Items from an interface collection:
-------
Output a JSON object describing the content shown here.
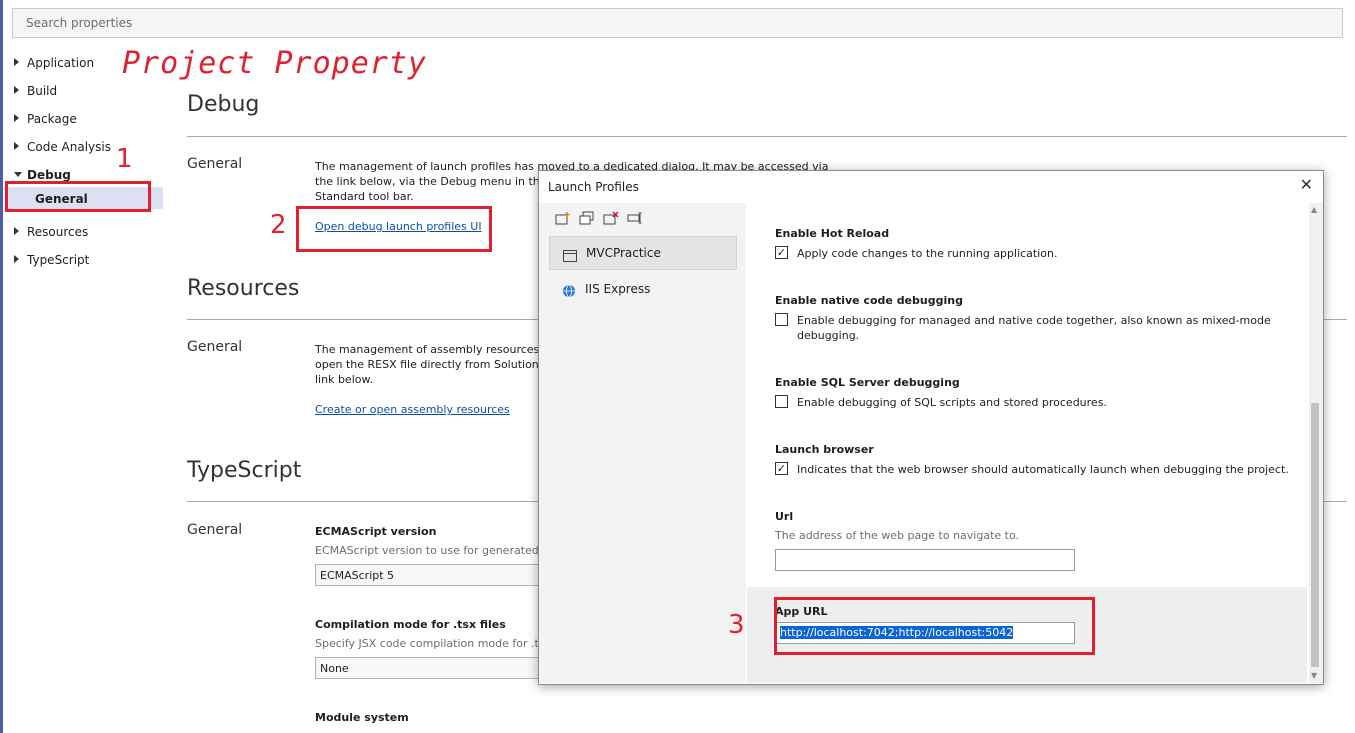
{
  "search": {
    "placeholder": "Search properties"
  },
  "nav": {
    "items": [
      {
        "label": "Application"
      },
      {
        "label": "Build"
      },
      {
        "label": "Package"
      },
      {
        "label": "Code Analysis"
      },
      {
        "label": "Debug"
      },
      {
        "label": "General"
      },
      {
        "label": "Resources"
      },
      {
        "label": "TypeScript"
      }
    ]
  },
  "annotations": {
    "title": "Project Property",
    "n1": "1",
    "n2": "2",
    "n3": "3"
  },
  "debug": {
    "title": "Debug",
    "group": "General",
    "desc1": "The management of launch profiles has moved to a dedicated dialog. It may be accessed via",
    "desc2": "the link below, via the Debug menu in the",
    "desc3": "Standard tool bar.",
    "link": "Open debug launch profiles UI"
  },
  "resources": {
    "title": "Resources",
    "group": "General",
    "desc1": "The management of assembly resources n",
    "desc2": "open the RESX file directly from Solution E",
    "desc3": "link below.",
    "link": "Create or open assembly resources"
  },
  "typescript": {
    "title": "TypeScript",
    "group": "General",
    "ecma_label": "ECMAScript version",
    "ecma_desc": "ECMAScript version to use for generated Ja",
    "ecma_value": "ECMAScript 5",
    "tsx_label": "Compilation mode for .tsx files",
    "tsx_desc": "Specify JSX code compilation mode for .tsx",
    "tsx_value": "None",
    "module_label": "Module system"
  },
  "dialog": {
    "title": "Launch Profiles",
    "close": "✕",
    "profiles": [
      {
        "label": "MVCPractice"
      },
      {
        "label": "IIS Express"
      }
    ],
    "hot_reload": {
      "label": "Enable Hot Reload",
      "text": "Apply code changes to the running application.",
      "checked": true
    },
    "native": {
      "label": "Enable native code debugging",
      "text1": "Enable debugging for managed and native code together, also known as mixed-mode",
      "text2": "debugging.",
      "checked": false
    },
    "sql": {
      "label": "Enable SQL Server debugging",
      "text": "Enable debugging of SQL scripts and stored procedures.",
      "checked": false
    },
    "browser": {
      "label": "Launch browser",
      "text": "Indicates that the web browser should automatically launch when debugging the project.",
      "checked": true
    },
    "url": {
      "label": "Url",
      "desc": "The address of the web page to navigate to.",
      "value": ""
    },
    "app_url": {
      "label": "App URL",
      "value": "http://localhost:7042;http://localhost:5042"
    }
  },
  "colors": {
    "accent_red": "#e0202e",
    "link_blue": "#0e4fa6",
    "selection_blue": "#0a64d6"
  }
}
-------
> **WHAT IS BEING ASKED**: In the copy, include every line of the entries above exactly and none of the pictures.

> **RESPONSE**:
Output a JSON object describing the content shown here.
{
  "search": {
    "placeholder": "Search properties"
  },
  "nav": {
    "items": [
      {
        "label": "Application"
      },
      {
        "label": "Build"
      },
      {
        "label": "Package"
      },
      {
        "label": "Code Analysis"
      },
      {
        "label": "Debug"
      },
      {
        "label": "General"
      },
      {
        "label": "Resources"
      },
      {
        "label": "TypeScript"
      }
    ]
  },
  "annotations": {
    "title": "Project Property",
    "n1": "1",
    "n2": "2",
    "n3": "3"
  },
  "debug": {
    "title": "Debug",
    "group": "General",
    "desc1": "The management of launch profiles has moved to a dedicated dialog. It may be accessed via",
    "desc2": "the link below, via the Debug menu in the",
    "desc3": "Standard tool bar.",
    "link": "Open debug launch profiles UI"
  },
  "resources": {
    "title": "Resources",
    "group": "General",
    "desc1": "The management of assembly resources n",
    "desc2": "open the RESX file directly from Solution E",
    "desc3": "link below.",
    "link": "Create or open assembly resources"
  },
  "typescript": {
    "title": "TypeScript",
    "group": "General",
    "ecma_label": "ECMAScript version",
    "ecma_desc": "ECMAScript version to use for generated Ja",
    "ecma_value": "ECMAScript 5",
    "tsx_label": "Compilation mode for .tsx files",
    "tsx_desc": "Specify JSX code compilation mode for .tsx",
    "tsx_value": "None",
    "module_label": "Module system"
  },
  "dialog": {
    "title": "Launch Profiles",
    "close": "✕",
    "profiles": [
      {
        "label": "MVCPractice"
      },
      {
        "label": "IIS Express"
      }
    ],
    "hot_reload": {
      "label": "Enable Hot Reload",
      "text": "Apply code changes to the running application.",
      "checked": true
    },
    "native": {
      "label": "Enable native code debugging",
      "text1": "Enable debugging for managed and native code together, also known as mixed-mode",
      "text2": "debugging.",
      "checked": false
    },
    "sql": {
      "label": "Enable SQL Server debugging",
      "text": "Enable debugging of SQL scripts and stored procedures.",
      "checked": false
    },
    "browser": {
      "label": "Launch browser",
      "text": "Indicates that the web browser should automatically launch when debugging the project.",
      "checked": true
    },
    "url": {
      "label": "Url",
      "desc": "The address of the web page to navigate to.",
      "value": ""
    },
    "app_url": {
      "label": "App URL",
      "value": "http://localhost:7042;http://localhost:5042"
    }
  },
  "colors": {
    "accent_red": "#e0202e",
    "link_blue": "#0e4fa6",
    "selection_blue": "#0a64d6"
  }
}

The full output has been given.